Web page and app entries
+ + + + + + +
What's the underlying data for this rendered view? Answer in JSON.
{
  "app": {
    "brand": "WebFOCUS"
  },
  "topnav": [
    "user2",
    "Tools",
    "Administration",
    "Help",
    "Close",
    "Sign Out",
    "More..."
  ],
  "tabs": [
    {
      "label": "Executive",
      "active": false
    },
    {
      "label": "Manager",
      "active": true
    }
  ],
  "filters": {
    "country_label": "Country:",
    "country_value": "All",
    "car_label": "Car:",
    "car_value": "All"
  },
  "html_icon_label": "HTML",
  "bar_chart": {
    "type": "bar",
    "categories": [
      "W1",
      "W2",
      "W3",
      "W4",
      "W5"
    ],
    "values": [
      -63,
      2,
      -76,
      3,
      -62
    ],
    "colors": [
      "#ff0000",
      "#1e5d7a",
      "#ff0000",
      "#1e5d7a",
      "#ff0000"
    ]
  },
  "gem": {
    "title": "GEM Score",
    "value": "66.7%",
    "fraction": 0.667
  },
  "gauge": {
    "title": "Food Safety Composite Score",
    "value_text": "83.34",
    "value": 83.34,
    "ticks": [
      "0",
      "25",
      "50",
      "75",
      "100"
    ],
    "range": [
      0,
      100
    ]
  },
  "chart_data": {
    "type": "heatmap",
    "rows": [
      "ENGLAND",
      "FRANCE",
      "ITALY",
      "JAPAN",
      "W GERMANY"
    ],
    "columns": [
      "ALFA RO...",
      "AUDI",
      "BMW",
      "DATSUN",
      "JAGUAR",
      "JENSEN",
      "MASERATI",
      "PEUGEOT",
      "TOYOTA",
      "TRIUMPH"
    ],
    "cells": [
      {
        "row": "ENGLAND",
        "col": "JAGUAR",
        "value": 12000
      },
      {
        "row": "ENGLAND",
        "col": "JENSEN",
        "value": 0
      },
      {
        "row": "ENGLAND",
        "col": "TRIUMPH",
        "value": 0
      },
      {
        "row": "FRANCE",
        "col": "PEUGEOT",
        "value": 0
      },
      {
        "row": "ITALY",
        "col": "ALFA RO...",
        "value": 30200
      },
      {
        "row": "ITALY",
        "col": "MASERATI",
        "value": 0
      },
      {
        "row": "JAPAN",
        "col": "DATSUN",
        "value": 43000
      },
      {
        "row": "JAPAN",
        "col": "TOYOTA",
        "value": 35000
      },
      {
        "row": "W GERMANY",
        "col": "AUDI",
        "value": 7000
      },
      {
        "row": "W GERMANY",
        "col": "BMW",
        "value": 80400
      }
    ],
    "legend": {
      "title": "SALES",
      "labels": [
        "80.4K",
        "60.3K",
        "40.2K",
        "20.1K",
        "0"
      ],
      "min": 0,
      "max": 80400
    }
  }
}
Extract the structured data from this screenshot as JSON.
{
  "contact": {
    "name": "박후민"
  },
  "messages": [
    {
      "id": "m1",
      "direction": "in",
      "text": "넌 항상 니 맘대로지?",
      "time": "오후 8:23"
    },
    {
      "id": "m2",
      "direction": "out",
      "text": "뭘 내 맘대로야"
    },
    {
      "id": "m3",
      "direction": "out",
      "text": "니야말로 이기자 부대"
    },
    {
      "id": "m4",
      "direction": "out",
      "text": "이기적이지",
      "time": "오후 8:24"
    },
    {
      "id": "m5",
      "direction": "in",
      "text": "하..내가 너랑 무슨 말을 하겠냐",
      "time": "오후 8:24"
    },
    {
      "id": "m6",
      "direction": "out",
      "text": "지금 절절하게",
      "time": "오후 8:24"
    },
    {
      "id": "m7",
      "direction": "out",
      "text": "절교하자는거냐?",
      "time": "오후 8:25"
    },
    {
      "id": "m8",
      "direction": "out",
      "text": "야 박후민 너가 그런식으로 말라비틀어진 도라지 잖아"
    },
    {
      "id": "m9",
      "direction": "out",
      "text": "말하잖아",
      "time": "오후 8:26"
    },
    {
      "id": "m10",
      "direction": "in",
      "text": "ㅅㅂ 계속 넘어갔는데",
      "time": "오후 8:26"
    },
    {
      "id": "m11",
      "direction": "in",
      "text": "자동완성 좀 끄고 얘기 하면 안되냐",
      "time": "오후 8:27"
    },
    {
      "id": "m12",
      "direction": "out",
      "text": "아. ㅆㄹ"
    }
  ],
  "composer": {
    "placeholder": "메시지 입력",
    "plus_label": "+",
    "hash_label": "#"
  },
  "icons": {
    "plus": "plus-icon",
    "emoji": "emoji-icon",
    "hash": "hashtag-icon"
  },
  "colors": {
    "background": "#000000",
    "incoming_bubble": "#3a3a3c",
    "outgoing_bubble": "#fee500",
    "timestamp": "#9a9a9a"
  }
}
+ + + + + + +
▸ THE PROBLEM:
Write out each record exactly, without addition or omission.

▸ RESPONSE AREA:
What's the underlying data for this rendered view? Answer in JSON.
{
  "app": {
    "brand": "WebFOCUS"
  },
  "topnav": [
    "user2",
    "Tools",
    "Administration",
    "Help",
    "Close",
    "Sign Out",
    "More..."
  ],
  "tabs": [
    {
      "label": "Executive",
      "active": false
    },
    {
      "label": "Manager",
      "active": true
    }
  ],
  "filters": {
    "country_label": "Country:",
    "country_value": "All",
    "car_label": "Car:",
    "car_value": "All"
  },
  "html_icon_label": "HTML",
  "bar_chart": {
    "type": "bar",
    "categories": [
      "W1",
      "W2",
      "W3",
      "W4",
      "W5"
    ],
    "values": [
      -63,
      2,
      -76,
      3,
      -62
    ],
    "colors": [
      "#ff0000",
      "#1e5d7a",
      "#ff0000",
      "#1e5d7a",
      "#ff0000"
    ]
  },
  "gem": {
    "title": "GEM Score",
    "value": "66.7%",
    "fraction": 0.667
  },
  "gauge": {
    "title": "Food Safety Composite Score",
    "value_text": "83.34",
    "value": 83.34,
    "ticks": [
      "0",
      "25",
      "50",
      "75",
      "100"
    ],
    "range": [
      0,
      100
    ]
  },
  "chart_data": {
    "type": "heatmap",
    "rows": [
      "ENGLAND",
      "FRANCE",
      "ITALY",
      "JAPAN",
      "W GERMANY"
    ],
    "columns": [
      "ALFA RO...",
      "AUDI",
      "BMW",
      "DATSUN",
      "JAGUAR",
      "JENSEN",
      "MASERATI",
      "PEUGEOT",
      "TOYOTA",
      "TRIUMPH"
    ],
    "cells": [
      {
        "row": "ENGLAND",
        "col": "JAGUAR",
        "value": 12000
      },
      {
        "row": "ENGLAND",
        "col": "JENSEN",
        "value": 0
      },
      {
        "row": "ENGLAND",
        "col": "TRIUMPH",
        "value": 0
      },
      {
        "row": "FRANCE",
        "col": "PEUGEOT",
        "value": 0
      },
      {
        "row": "ITALY",
        "col": "ALFA RO...",
        "value": 30200
      },
      {
        "row": "ITALY",
        "col": "MASERATI",
        "value": 0
      },
      {
        "row": "JAPAN",
        "col": "DATSUN",
        "value": 43000
      },
      {
        "row": "JAPAN",
        "col": "TOYOTA",
        "value": 35000
      },
      {
        "row": "W GERMANY",
        "col": "AUDI",
        "value": 7000
      },
      {
        "row": "W GERMANY",
        "col": "BMW",
        "value": 80400
      }
    ],
    "legend": {
      "title": "SALES",
      "labels": [
        "80.4K",
        "60.3K",
        "40.2K",
        "20.1K",
        "0"
      ],
      "min": 0,
      "max": 80400
    }
  }
}
Extract the structured data from this screenshot as JSON.
{
  "contact": {
    "name": "박후민"
  },
  "messages": [
    {
      "id": "m1",
      "direction": "in",
      "text": "넌 항상 니 맘대로지?",
      "time": "오후 8:23"
    },
    {
      "id": "m2",
      "direction": "out",
      "text": "뭘 내 맘대로야"
    },
    {
      "id": "m3",
      "direction": "out",
      "text": "니야말로 이기자 부대"
    },
    {
      "id": "m4",
      "direction": "out",
      "text": "이기적이지",
      "time": "오후 8:24"
    },
    {
      "id": "m5",
      "direction": "in",
      "text": "하..내가 너랑 무슨 말을 하겠냐",
      "time": "오후 8:24"
    },
    {
      "id": "m6",
      "direction": "out",
      "text": "지금 절절하게",
      "time": "오후 8:24"
    },
    {
      "id": "m7",
      "direction": "out",
      "text": "절교하자는거냐?",
      "time": "오후 8:25"
    },
    {
      "id": "m8",
      "direction": "out",
      "text": "야 박후민 너가 그런식으로 말라비틀어진 도라지 잖아"
    },
    {
      "id": "m9",
      "direction": "out",
      "text": "말하잖아",
      "time": "오후 8:26"
    },
    {
      "id": "m10",
      "direction": "in",
      "text": "ㅅㅂ 계속 넘어갔는데",
      "time": "오후 8:26"
    },
    {
      "id": "m11",
      "direction": "in",
      "text": "자동완성 좀 끄고 얘기 하면 안되냐",
      "time": "오후 8:27"
    },
    {
      "id": "m12",
      "direction": "out",
      "text": "아. ㅆㄹ"
    }
  ],
  "composer": {
    "placeholder": "메시지 입력",
    "plus_label": "+",
    "hash_label": "#"
  },
  "icons": {
    "plus": "plus-icon",
    "emoji": "emoji-icon",
    "hash": "hashtag-icon"
  },
  "colors": {
    "background": "#000000",
    "incoming_bubble": "#3a3a3c",
    "outgoing_bubble": "#fee500",
    "timestamp": "#9a9a9a"
  }
}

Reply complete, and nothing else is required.